[Records for this task Boundary: Start]
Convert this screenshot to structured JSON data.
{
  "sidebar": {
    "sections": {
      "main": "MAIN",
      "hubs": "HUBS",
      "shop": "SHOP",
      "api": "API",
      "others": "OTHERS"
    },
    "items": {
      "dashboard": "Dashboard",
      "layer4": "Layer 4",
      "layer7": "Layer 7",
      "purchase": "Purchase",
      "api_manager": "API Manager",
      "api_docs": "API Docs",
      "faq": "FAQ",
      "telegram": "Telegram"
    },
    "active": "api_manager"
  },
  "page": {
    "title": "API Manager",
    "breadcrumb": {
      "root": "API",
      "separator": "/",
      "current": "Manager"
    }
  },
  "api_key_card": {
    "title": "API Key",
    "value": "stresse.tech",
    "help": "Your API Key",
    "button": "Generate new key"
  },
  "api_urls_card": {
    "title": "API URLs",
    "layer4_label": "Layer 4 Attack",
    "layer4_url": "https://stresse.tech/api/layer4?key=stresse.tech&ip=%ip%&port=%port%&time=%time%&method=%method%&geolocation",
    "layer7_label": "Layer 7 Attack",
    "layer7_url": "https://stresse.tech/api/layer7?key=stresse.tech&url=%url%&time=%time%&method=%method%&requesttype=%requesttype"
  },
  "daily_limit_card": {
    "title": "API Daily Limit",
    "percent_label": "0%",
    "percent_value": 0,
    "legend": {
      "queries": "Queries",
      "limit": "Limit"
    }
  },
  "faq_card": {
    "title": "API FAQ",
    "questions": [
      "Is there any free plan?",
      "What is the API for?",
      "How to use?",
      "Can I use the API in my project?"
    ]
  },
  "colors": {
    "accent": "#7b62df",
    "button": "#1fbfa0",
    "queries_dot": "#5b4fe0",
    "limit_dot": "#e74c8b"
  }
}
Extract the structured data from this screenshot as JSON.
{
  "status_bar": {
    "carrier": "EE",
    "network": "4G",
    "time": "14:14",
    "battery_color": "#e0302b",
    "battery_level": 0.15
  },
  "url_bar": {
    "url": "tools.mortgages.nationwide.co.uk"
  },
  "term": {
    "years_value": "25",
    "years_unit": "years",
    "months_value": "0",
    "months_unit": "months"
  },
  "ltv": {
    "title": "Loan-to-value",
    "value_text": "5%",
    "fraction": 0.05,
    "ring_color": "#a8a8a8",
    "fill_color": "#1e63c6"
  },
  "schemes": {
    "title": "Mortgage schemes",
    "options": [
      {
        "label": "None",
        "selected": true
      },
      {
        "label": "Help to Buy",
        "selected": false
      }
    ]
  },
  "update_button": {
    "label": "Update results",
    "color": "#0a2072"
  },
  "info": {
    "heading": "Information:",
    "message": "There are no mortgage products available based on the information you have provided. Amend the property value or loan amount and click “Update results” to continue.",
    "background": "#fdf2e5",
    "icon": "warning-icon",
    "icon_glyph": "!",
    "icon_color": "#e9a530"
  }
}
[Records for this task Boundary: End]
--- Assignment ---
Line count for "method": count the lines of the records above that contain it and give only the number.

--- Written reply ---
2